Florida Rosemary
Ceratiola ericoides

Family: Ericaceae (er-ek-AY-see-ee) (Info)
Genus: Ceratiola (ser-ah-tee-OH-luh) (Info)
Species: ericoides (er-ik-OY-dees) (Info)
Synonym:Ceratiola falcatula
Synonym:Empetrum aciculare

Category:

Shrubs

Height:

36-48 in. (90-120 cm)

Spacing:

18-24 in. (45-60 cm)

Hardiness:

USDA Zone 7b: to -14.9 C (5 F)

USDA Zone 8a: to -12.2 C (10 F)

USDA Zone 8b: to -9.4 C (15 F)

USDA Zone 9a: to -6.6 C (20 F)

USDA Zone 9b: to -3.8 C (25 F)

USDA Zone 10a: to -1.1 C (30 F)

USDA Zone 10b: to 1.7 C (35 F)

Sun Exposure:

Full Sun

Danger:

N/A

Bloom Color:

Cream/Tan

Bloom Time:

Blooms repeatedly

Foliage:

Evergreen

Other details:

Drought-tolerant; suitable for xeriscaping

Soil pH requirements:

6.6 to 7.5 (neutral)

7.6 to 7.8 (mildly alkaline)

Patent Information:

Non-patented

Propagation Methods:

From herbaceous stem cuttings

Seed Collecting:

N/A: plant does not set seed, flowers are sterile, or plants will not come true from seed
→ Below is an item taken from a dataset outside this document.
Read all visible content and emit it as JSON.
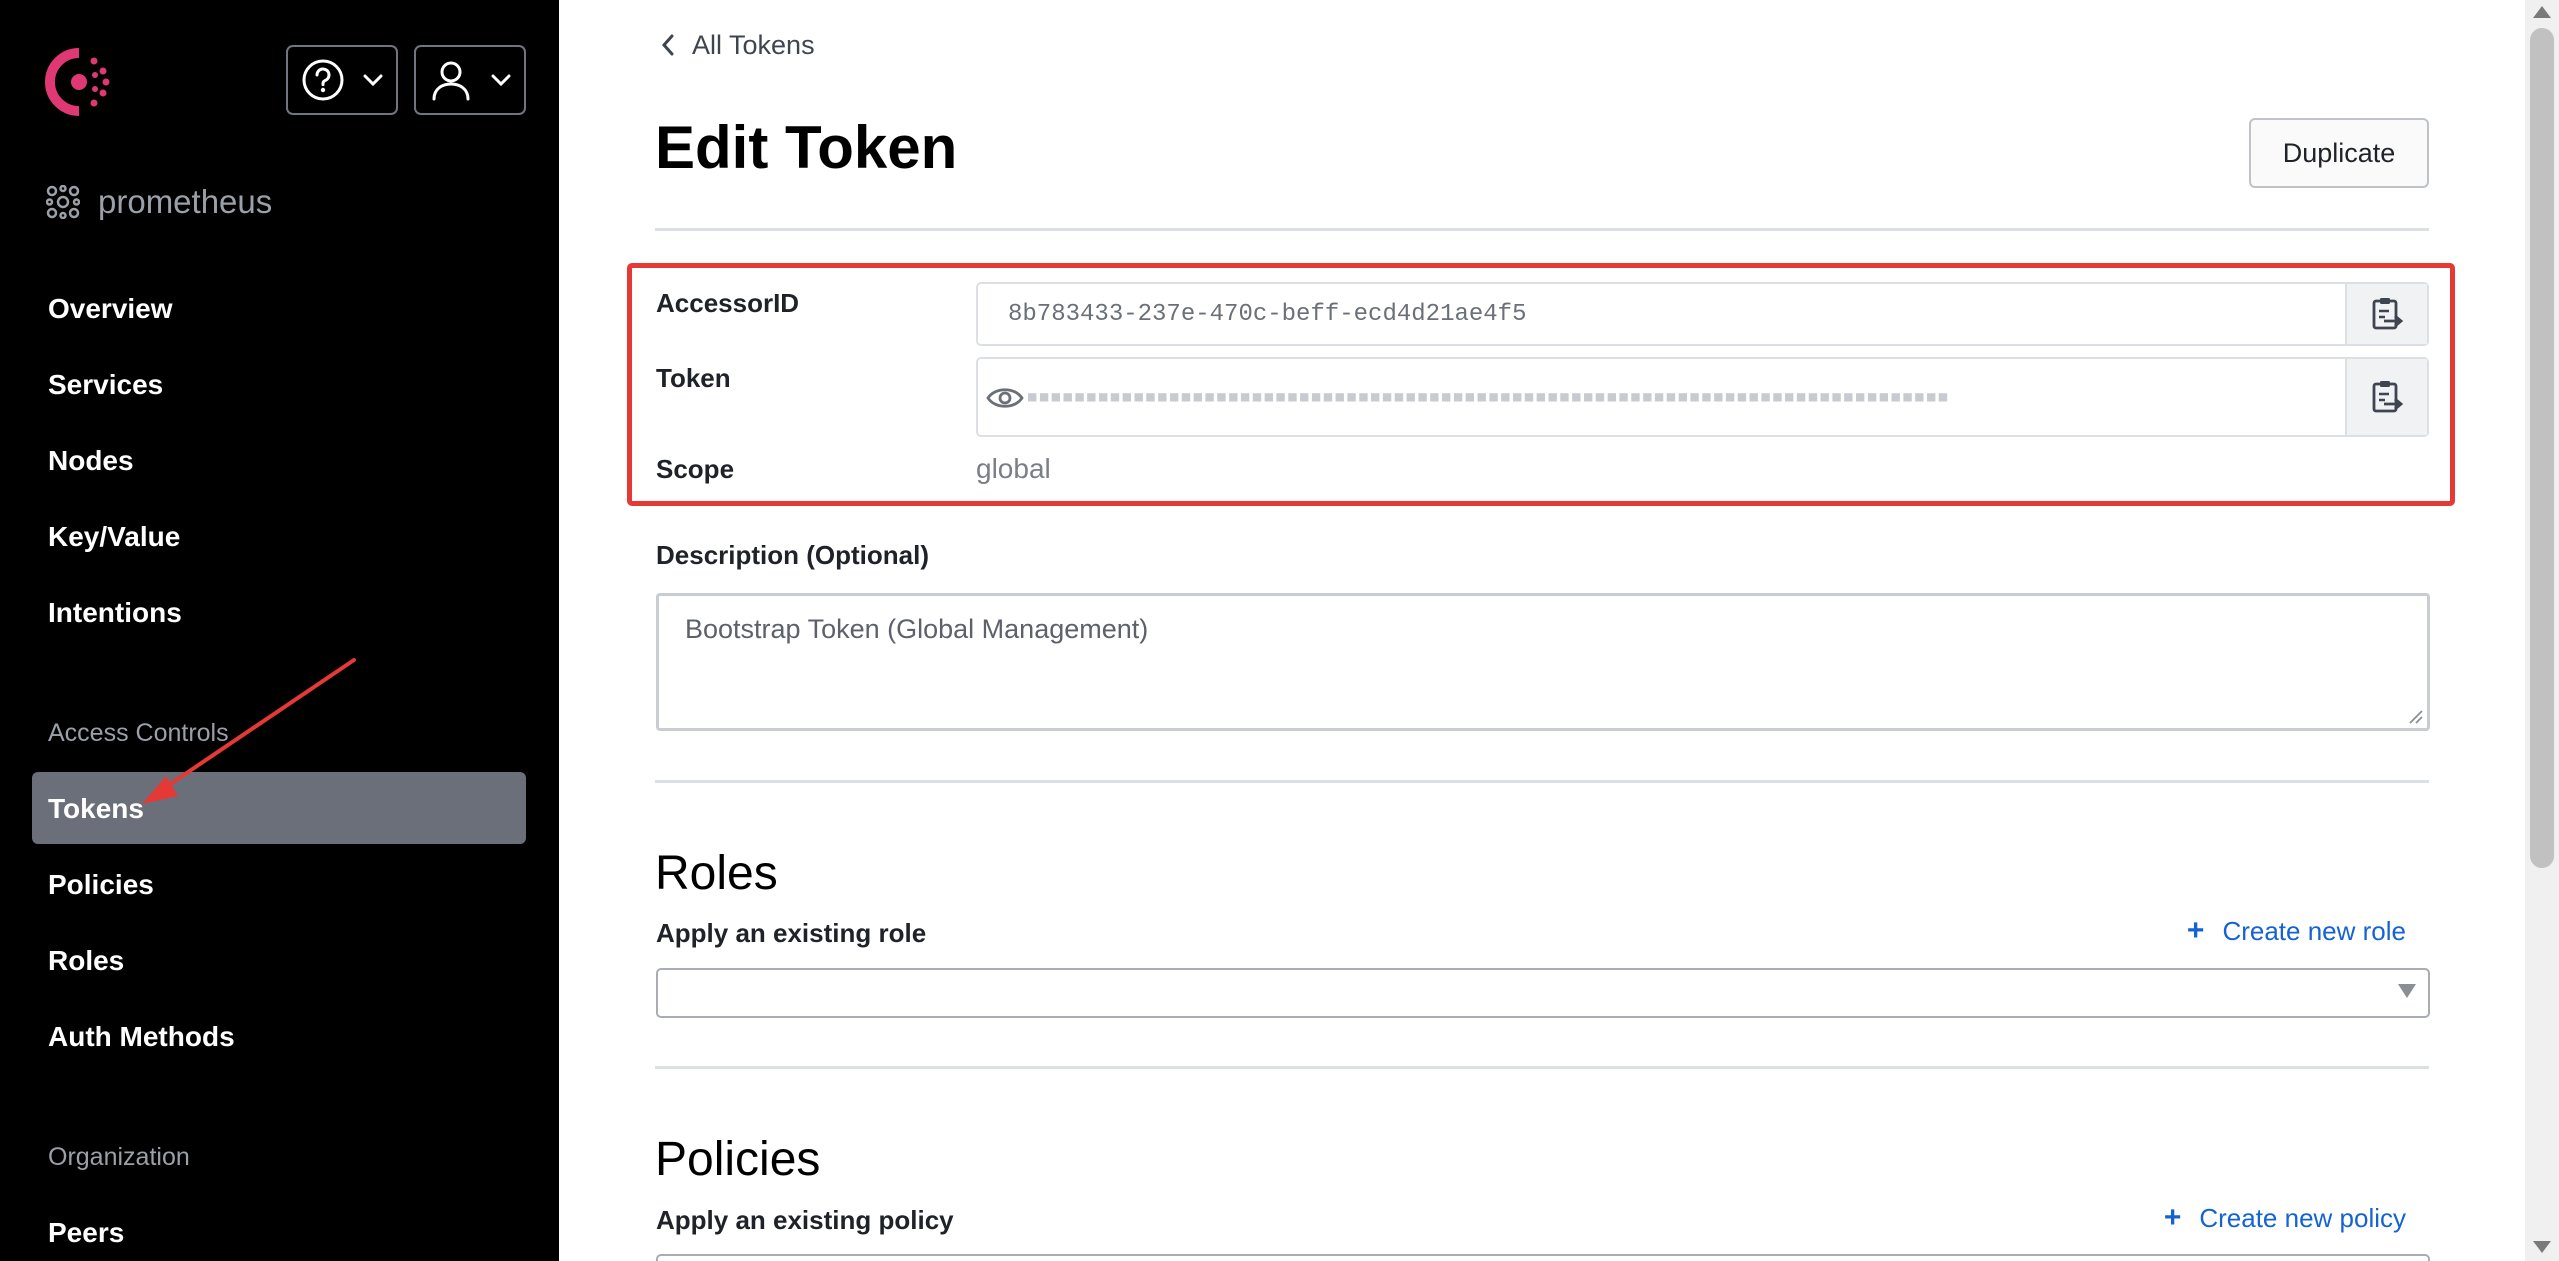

Regional

This plant has been said to grow in the following regions:

Bronson, Florida

Deland, Florida

Keystone Heights, Florida
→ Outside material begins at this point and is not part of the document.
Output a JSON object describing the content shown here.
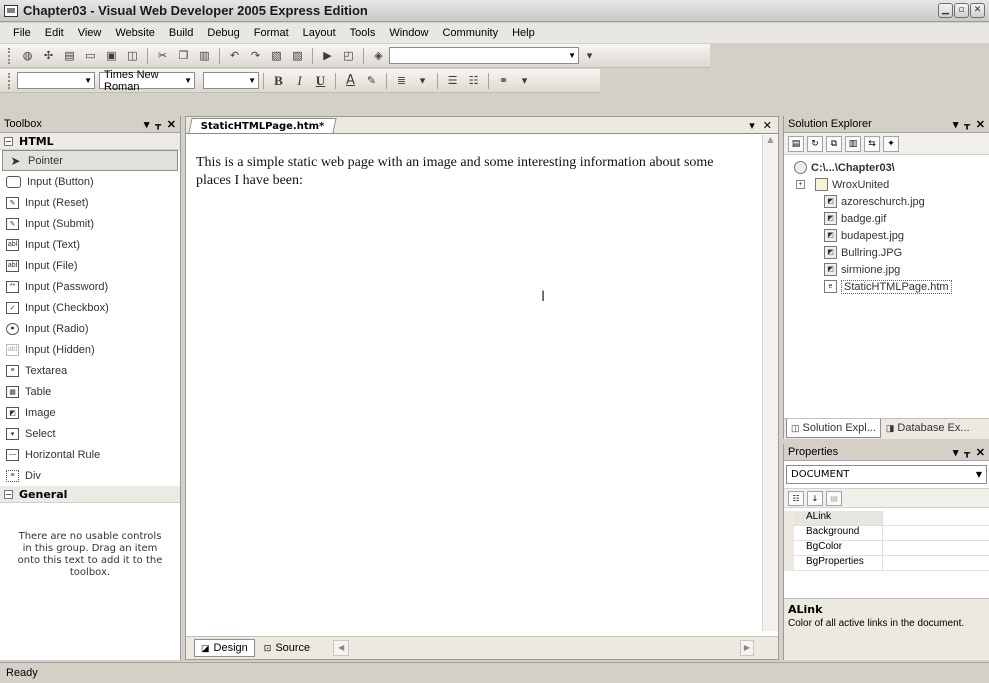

Oakland, Florida

Ocoee, Florida

Panama City, Florida

show all

Gardeners' Notes:

2
positives
1
neutral
0
negatives
RatingContent
Positive

On Oct 26, 2004, NativePlantFan9 from Boca Raton, FL (Zone 10a) wrote:
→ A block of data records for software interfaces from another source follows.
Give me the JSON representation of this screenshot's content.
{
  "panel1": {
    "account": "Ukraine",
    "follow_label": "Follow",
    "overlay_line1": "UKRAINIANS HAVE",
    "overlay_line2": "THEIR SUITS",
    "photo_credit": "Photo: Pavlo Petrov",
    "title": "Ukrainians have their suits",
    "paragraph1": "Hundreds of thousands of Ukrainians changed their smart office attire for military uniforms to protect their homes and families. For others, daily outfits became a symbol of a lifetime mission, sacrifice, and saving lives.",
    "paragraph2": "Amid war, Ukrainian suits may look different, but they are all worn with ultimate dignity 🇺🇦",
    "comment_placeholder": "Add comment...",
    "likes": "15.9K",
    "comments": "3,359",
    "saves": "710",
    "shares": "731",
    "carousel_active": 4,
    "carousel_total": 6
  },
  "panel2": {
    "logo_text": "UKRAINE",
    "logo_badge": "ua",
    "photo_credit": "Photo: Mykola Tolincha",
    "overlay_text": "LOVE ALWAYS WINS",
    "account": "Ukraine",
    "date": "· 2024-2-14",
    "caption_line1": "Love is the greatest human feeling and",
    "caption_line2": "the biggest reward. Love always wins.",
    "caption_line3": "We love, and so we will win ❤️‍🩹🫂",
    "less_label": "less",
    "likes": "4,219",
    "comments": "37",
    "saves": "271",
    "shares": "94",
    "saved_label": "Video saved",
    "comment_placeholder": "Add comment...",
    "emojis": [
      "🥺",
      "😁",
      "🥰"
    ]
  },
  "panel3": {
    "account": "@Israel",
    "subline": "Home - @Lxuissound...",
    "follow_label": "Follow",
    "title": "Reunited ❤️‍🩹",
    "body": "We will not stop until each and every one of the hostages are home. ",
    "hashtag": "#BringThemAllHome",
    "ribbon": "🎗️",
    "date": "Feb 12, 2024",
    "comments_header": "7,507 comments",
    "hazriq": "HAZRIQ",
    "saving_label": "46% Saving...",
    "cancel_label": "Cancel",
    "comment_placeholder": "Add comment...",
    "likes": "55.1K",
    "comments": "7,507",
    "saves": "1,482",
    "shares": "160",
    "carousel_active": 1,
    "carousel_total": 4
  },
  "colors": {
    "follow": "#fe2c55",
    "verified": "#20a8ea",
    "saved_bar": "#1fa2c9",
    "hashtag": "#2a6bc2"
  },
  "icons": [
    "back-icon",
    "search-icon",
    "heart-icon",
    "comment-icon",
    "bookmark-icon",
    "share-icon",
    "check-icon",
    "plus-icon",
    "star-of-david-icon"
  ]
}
This evergreen, scrubby shrub grows in dunes, dry sandy areas and scrub mainly along the coast and on the sandy barrier islands and sandy areas inland near the coast from North Carolina scattered southward through S. Carolina, Georgia and Florida. It is listed as threatened in Georgia and is considered protected there. A great plant for xeriscaping and wildlife benefits!

MORE FACTS - Native to the U.S. It's small, blackish berries provide food for wildlife and birds. Loves full sun, open exposed locations, and dry, sandy areas.

Neutral

On Sep 4, 2004, smiln32 from Oklahoma City, OK (Zone 7a) wrote:

This plant is a U.S. native and can be found in FL, GA, AL, MS and SC. It is also on GA's threatened species list.

Positive

On Jul 26, 2004, MotherNature4 from Bartow, FL (Zone 9a) wrote:

Florida Rosemary is striking in appearance with its dark green needle-like leaves and upright branches. It grows along the white sand ridges, pine scrubs and old dunes of Florida.

The plant is very difficult to propagate. It does not transplant.

It surprises some because doesn't have the fragrance one associates with the herb, Rosemary.